* [PROBLEM STATEMENT]: State, as a single number, how many lines in the data below contain "selected".
== EXERCISE MATERIALS
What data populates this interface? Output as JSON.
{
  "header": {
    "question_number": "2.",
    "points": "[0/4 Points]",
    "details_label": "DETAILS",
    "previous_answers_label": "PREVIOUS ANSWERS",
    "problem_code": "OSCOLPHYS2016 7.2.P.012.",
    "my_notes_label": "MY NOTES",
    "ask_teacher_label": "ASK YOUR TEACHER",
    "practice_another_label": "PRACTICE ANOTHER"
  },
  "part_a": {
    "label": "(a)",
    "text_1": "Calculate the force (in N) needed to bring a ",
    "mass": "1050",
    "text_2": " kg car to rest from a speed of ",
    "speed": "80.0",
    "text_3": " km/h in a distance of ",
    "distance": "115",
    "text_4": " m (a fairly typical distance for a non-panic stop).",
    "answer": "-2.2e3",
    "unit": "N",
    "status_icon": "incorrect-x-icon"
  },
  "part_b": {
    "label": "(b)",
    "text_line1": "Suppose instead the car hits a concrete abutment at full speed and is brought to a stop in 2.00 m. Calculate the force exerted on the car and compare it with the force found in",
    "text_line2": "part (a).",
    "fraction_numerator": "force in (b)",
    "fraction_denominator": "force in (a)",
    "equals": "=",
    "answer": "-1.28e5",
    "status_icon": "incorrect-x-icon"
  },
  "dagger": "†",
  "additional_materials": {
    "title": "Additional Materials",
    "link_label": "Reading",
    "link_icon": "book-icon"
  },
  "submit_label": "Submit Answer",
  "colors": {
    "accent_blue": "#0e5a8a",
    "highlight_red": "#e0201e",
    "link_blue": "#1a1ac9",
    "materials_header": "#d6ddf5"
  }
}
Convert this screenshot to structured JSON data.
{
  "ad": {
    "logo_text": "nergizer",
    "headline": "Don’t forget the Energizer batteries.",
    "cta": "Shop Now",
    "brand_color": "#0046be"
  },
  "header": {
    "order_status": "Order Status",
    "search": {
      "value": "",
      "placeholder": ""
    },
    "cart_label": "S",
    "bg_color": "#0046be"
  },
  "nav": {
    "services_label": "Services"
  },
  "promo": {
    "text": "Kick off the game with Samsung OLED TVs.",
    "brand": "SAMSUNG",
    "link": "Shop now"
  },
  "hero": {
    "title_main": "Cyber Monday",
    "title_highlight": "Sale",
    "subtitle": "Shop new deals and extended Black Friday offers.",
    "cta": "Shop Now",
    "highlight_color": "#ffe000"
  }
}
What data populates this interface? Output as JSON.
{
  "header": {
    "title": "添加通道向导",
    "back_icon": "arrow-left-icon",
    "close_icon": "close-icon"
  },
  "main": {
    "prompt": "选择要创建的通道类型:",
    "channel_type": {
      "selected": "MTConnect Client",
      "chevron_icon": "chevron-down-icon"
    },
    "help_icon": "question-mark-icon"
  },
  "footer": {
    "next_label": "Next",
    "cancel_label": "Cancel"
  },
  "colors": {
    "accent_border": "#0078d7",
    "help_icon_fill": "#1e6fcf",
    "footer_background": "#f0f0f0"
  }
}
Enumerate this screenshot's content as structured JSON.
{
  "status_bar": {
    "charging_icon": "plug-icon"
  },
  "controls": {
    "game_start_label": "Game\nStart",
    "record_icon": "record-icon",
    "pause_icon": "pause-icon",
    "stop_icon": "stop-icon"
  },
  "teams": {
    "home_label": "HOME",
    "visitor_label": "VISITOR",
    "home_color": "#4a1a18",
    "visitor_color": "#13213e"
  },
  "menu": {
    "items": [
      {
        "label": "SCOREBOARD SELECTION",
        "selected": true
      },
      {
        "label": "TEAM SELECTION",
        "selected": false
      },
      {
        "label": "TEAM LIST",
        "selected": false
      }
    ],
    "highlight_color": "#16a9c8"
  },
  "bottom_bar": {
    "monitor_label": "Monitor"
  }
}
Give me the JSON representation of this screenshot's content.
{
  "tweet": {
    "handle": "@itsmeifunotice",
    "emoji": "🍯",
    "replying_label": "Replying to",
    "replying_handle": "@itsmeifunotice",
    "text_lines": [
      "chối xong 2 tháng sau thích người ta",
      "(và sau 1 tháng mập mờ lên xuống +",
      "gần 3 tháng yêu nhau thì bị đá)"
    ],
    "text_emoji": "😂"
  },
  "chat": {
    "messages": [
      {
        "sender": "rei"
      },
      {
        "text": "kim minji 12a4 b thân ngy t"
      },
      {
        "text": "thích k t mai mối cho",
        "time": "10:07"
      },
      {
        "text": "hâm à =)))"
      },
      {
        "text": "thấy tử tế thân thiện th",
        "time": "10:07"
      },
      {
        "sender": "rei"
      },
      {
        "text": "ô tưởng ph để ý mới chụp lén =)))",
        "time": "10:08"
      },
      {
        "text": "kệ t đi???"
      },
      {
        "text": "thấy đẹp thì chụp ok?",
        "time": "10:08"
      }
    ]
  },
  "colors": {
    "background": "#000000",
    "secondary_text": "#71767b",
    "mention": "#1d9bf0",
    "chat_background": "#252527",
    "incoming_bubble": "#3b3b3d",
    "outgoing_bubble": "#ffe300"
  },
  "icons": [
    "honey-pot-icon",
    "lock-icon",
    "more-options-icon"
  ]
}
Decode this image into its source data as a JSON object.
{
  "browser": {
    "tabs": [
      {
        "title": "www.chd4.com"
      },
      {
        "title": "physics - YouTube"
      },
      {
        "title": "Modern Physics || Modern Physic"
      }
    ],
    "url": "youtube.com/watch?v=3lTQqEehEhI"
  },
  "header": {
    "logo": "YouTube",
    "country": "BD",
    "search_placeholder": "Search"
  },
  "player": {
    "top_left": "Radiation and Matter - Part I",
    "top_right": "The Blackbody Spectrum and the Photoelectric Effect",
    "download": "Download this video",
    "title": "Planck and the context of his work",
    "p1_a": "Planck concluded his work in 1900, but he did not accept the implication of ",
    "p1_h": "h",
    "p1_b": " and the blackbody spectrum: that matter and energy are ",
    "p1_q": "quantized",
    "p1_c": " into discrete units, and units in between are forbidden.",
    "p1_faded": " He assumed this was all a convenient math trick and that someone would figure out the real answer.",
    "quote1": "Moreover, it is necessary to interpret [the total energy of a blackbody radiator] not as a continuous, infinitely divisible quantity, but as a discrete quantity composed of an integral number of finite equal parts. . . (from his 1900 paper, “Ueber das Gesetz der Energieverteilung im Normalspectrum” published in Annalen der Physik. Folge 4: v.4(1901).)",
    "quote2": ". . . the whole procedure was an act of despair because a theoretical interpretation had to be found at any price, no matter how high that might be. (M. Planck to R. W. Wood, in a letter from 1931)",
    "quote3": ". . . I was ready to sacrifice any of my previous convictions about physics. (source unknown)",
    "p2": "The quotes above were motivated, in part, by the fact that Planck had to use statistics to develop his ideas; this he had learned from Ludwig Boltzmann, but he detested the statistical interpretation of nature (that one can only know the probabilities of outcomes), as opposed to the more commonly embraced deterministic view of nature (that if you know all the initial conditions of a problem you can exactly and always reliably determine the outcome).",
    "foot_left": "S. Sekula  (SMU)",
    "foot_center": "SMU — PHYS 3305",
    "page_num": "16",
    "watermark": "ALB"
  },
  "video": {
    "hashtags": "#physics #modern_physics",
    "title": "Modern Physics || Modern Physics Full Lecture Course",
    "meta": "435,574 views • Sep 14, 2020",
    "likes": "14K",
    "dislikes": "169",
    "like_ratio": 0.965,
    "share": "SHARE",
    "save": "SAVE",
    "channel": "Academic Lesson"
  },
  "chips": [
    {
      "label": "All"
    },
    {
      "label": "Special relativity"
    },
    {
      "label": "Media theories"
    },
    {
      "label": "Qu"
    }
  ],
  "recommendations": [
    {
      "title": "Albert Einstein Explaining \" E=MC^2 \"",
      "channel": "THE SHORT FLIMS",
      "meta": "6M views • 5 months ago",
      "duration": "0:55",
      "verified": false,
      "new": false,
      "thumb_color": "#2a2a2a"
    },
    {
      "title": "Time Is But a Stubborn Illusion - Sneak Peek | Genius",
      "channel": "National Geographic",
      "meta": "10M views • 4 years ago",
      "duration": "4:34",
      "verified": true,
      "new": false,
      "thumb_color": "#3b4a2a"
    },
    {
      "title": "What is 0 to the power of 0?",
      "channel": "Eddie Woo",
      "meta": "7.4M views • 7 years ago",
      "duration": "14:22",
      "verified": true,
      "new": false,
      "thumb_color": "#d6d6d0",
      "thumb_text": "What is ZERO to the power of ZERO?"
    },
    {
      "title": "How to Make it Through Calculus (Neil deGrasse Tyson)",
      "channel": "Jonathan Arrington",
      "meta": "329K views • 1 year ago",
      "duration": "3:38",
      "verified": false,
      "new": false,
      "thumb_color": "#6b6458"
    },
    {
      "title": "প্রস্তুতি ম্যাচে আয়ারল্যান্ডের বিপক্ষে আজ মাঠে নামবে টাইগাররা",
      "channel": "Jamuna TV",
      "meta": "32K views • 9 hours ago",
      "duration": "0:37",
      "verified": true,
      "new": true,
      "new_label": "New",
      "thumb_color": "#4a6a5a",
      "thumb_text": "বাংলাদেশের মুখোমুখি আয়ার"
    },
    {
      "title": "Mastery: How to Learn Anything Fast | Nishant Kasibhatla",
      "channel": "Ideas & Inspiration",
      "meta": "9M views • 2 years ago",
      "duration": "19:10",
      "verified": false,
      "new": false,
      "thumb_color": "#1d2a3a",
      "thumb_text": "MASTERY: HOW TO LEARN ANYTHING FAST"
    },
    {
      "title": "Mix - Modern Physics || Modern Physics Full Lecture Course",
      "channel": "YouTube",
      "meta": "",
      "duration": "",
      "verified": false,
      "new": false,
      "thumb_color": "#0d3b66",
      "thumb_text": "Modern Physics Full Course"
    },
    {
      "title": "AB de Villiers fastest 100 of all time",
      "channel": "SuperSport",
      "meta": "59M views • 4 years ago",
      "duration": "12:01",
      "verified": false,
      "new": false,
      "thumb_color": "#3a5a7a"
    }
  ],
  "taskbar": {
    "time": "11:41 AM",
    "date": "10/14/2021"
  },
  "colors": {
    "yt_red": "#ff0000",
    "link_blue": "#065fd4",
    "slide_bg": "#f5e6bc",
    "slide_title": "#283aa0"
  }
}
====
* [ANSWER TO THE EXERCISE]: 4